Earlier I talked about how difficult it will be when my 5 y/o daughter begins Kindergarten…Children often play with such fun stuff at that age— gluing arts and crafts, molding clay, making Masterpieces with finger paint. It’s already difficult to teach my child that many foods contain gluten and she needs to avoid them– cupcakes, candy, pretzels, crackers, etc. These are fun foods that are often used in classroom parties. It’s not uncommon for children to share their lunches with their classmates. Now, to add the fun activities to the equation, being a child with Celiac Disease can be depressing!
Fortunately, my child is very aware of the consequences after consuming gluten. The experience is so painful that she very much tries to avoid gluten. She has become her own advocate. It also helps to have a big sister who also understands the consequences of what happens to her little sister. Her big sis, Meg, has also become a great watchful eye and advocate.
Talking to both children about what contains gluten is so important and just as important is educating them that there are always alternatives to items that do contain gluten. For example, Kait said to me once, “Mommy, you know who is Sweet and who is Sassy?” (referring to her and her sister). She explained, “Meg is Sweet and I am Sassy, because Sweet has gluten.” When she said this, I knew she was understanding, to an extent, what contains gluten. I thought this was rather an informed observation for only 5 years of age.

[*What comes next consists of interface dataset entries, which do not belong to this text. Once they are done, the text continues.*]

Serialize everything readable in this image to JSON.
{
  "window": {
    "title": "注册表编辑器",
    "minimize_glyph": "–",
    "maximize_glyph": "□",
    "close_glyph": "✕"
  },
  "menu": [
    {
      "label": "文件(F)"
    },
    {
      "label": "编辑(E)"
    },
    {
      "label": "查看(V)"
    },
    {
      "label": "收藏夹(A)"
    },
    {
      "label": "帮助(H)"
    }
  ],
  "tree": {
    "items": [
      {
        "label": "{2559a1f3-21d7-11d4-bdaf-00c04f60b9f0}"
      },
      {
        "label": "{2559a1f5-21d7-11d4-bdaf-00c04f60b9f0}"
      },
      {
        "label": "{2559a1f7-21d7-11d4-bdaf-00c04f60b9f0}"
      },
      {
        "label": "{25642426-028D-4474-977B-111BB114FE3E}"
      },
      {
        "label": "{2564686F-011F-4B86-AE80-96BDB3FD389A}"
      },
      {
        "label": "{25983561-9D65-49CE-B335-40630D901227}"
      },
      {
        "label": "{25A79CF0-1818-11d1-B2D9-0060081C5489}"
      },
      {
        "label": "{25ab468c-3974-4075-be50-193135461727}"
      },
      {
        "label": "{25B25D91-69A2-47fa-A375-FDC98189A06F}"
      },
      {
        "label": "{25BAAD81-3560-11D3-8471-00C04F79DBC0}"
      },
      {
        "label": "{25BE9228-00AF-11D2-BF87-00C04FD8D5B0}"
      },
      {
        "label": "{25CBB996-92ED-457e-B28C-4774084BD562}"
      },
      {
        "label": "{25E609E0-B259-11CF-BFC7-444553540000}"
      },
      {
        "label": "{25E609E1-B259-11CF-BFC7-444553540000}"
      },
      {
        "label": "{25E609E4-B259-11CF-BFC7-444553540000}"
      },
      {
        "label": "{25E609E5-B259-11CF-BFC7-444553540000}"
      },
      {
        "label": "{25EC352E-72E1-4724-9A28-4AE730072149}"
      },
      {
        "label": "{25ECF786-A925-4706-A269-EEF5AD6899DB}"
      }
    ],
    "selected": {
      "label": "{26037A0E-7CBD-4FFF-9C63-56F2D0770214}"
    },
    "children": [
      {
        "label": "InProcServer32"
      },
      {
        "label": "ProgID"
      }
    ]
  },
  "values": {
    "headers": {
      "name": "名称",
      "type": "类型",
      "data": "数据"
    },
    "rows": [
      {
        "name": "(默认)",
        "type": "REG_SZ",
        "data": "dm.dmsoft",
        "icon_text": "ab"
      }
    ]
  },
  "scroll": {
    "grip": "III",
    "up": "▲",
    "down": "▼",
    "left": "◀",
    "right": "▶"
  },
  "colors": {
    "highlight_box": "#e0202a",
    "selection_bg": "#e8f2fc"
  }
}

I’ve talked about the challenges at summer camp. I’ve since provided gf gummy worms so that she can enjoy with the rest of her camp buddies. Today, however, Kait was given some juice (Of course, it still troubles me that the camp is continuing to provide my child with food despite my pleads not to do so!). Being cautious, she approached her sister, Meg, with the juice and asked her to check to see if it has gluten. Another suggestion from a parent of children with Celiacs- review the food labels and ingredients with the children and identify ingredients or labels that suggest gluten or gluten free. Since Meg can read, she was able to tell her sister that the juice did not contain any gluten ingredients.
When Kait enters Kindergarten this Fall, she will not be able to have her sister with her to look out for gluten-laden items. I need to provide some protection for my child (hence the 504 plan), but I know there will be instances that the potential of exposure will be there. So, what do I do?
I’ve discussed before that being aware of classroom parties ahead of time is important. I can provide comparable GF foods without Kait feeling isolated. I need to continue educating my child and reminding her that her best bet is to only eat what mommy provides. For any temptation from friends in the lunch room, she will learn the hard way.
What about the playful fun in the classroom? Using Cheerios for counting lessons, play-doh for fine motor skills, etc. Counting manipulates do not need to be a food item, so informing the teacher of this is a simple solution. Also, there are gf glues out there— Elmer’s glue is known to be gf. So, providing gf glue and ensuring that she is the only one who touches it (important note there, “only one”— very easy for cross-contamination with little hands!). There is GF “play-doh”, or modeling clay. There are at least two brands that I’m aware are gf– Aroma Dough and Colorations. You can also make your own gf modeling dough. Here’s a simple recipe:
- 1/2 cup rice flour
- 1/2 cup corn starch (or arrowroot)
- 1/2 cup salt
- 2 tsp cream of tarter
- 1 cup water
- 1 tsp cooking oil
- Food coloring, if desired
We may be making our own “Play-Doh” since my Kait loves cooking in the kitchen!! If we make it, I’m sure it will be yellow (Kait’s favorite color)!